For UK businesses the predominant uncertainty has been the situation, arguably since June 2016, when the country voted by a narrow margin to leave the EU. Since then, there have been three years of VUCA which won’t end tomorrow when we know the outcome of today’s General Election.
In the meantime, the UK economy has been sluggish, with the latest data from the ONS this week indicating that there had been almost no growth, a derisory 0.7%, in the third quarter of the year.
However, there are other influences that have combined to make uncertainty the new business norm, including a rise in nationalistic sentiment and population, trade wars between the US and China and also those between Japan and S Korea, all of which have led to a slowdown in the global economy.

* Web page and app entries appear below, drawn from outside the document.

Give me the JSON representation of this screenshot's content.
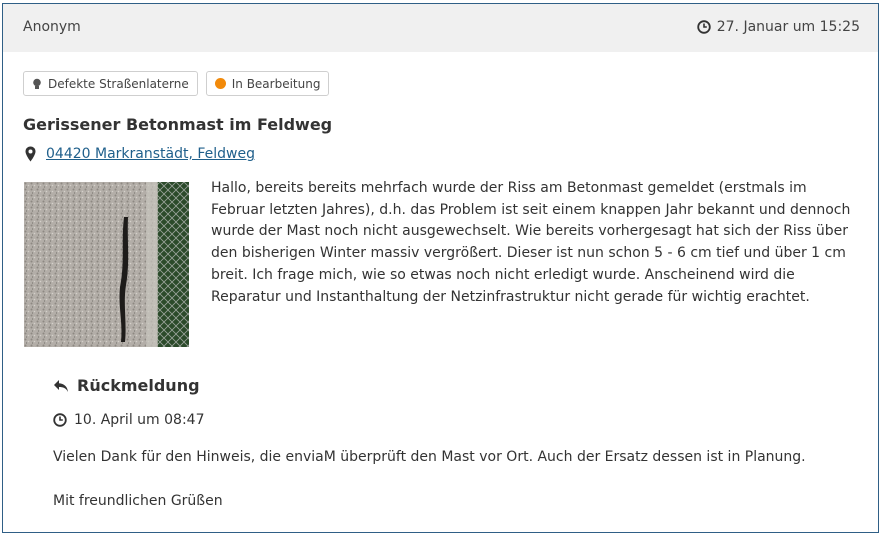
{
  "header": {
    "author": "Anonym",
    "date": "27. Januar um 15:25"
  },
  "tags": {
    "category": "Defekte Straßenlaterne",
    "status": "In Bearbeitung"
  },
  "report": {
    "title": "Gerissener Betonmast im Feldweg",
    "location": "04420 Markranstädt, Feldweg",
    "text": "Hallo, bereits bereits mehrfach wurde der Riss am Betonmast gemeldet (erstmals im Februar letzten Jahres), d.h. das Problem ist seit einem knappen Jahr bekannt und dennoch wurde der Mast noch nicht ausgewechselt. Wie bereits vorhergesagt hat sich der Riss über den bisherigen Winter massiv vergrößert. Dieser ist nun schon 5 - 6 cm tief und über 1 cm breit. Ich frage mich, wie so etwas noch nicht erledigt wurde. Anscheinend wird die Reparatur und Instanthaltung der Netzinfrastruktur nicht gerade für wichtig erachtet."
  },
  "feedback": {
    "heading": "Rückmeldung",
    "date": "10. April um 08:47",
    "text": "Vielen Dank für den Hinweis, die enviaM überprüft den Mast vor Ort. Auch der Ersatz dessen ist in Planung.",
    "signoff": "Mit freundlichen Grüßen"
  },
  "colors": {
    "link": "#1f5f8b",
    "status_dot": "#f28a0a",
    "border": "#2f5f86"
  },
  "icons": [
    "clock-icon",
    "bulb-icon",
    "status-dot-icon",
    "map-marker-icon",
    "reply-icon"
  ]
}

Longer-term influences are the rapid pace of automation and AI development and, increasingly, worries about the future of the environment, which are influencing both consumer and investors in the direction of more ethical and responsible behaviour and decision-making.
Given the headwinds, VUCA is likely to get worse and will affect businesses for a long time to come.
Can businesses turn VUCA into a positive?
Despite its reference, VUCA offers terrific opportunities to entrepreneurs and adaptable businesses although exploiting them tends to be at the expense of those businesses, normally large ones, that rely on stability and predictability.
The website vuca-world.org re-imagines the acronym as Vision, Understanding, Clarity and Adaptability and several business writers, among them Karen Martin and Sunnie Giles, both writing for Forbes, make the point that ultimately dealing with uncertainty is down to the creativity, agility and skill of people in an organisation.
Giles suggests that businesses need a change of mindset, so that they can react to fast-moving changes.
These include “moving from hierarchy to self-organisation”, “democratising information”, “speeding up interactions” and using “simple rules to make quick decisions, rather than perfect analyses.”
Of course, there will need to be effective and flexible leadership and a sound knowledge of the business situation at any point in time, which makes such things as management accounts and cash flow monitoring, as well as sound knowledge of customers’ changing behaviour and requirements even more crucial.
I would argue that it is often SMEs that are in the best position to deal with a VUCA climate as very often they are flatter organisations where there has to be a good deal of multi-tasking when the numbers of key employees are fewer than in larger, more hierarchical organisations.